This video is from 26th January, 2014. Truthdig.com has the details: The Edward Snowden Interview the U.S. Media Didn’t Want You to Watch. Excerpts from it below the video.
“Every time you pick up a phone, dial a number, write an email, make a purchase, travel on the bus carrying a cell phone, swipe a card somewhere, you leave a trace, and the government has decided that it’s a good idea to collect it all, everything, even if you’ve never been suspected of a crime.”
That revelation is actually from a second interview given by former Central Intelligence Agency and former National Security Agency (NSA) contractor Edward Snowden, this time to German broadcast giant ARD.
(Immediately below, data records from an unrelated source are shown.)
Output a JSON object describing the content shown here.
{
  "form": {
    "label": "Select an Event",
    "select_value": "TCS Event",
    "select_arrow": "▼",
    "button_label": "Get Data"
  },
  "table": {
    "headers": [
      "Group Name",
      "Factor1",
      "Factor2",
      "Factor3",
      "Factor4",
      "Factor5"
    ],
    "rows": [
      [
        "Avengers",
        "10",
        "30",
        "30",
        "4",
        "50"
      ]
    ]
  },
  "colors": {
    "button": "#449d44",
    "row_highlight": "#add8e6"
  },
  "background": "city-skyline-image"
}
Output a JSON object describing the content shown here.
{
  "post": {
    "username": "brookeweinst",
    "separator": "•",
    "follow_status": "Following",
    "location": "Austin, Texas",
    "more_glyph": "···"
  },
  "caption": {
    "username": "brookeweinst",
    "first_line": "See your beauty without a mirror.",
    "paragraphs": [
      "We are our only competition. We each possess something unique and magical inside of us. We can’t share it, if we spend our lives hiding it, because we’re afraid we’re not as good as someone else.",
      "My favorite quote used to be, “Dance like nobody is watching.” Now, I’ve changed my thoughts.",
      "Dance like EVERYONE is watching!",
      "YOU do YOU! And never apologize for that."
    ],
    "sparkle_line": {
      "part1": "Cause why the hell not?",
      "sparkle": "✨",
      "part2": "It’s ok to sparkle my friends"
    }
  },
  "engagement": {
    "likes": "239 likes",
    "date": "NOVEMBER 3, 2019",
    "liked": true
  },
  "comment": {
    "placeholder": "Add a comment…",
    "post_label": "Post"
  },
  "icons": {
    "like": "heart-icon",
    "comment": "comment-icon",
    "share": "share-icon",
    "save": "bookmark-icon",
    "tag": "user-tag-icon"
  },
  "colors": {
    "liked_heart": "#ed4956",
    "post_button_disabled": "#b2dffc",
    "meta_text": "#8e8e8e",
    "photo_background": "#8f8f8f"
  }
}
And even though ARD is the second largest public broadcaster in the world (after the British Broadcasting Company), and Snowden’s message easily unearths the largest violations of the Constitution by the US to date, our dinosaur media does not believe this is mainstream enough to cover.
To be clear, you cannot find the 30-minute interview – released via the international video-sharing site LiveLeak on Jan. 27 – on one single American news outlet.”
People should be free to do whatever they can and wish to do. But that does not give license to people to do such things that cause harm to others. Since it would be too inefficient for each of us to individually protect himself or herself from harm by others, it is prudent to collectively create a mechanism that provides “policing services” that prevent anyone from causing harm to others, and in case harm is caused, to provide a means for the redressal of the harm and the punishment of the culprit. This fundamental function of providing policing services is the government’s proper role. Thus the proper role of the government must be limited to restraining people from harming others but not to forcing people into doing particular things.
In other words, the government’s job is solely to protect the negative right of every person, namely the right to be unharmed by others. Of course, there has to be a mechanism for determining what actions are harmful to others. The design of the mechanism that determine the rules — the rules of just conduct — has to be specified by a set of meta-rules. These meta-rules we call the constitution.
Here’s an excerpt from the introduction by Murray Rothbard to Étienne de La Boétie’s Discourse of Voluntary Servitude (1576). It’s important for us to understand this because India is under “voluntary servitude” to the corrupt few, namely the politicians that Indians elect.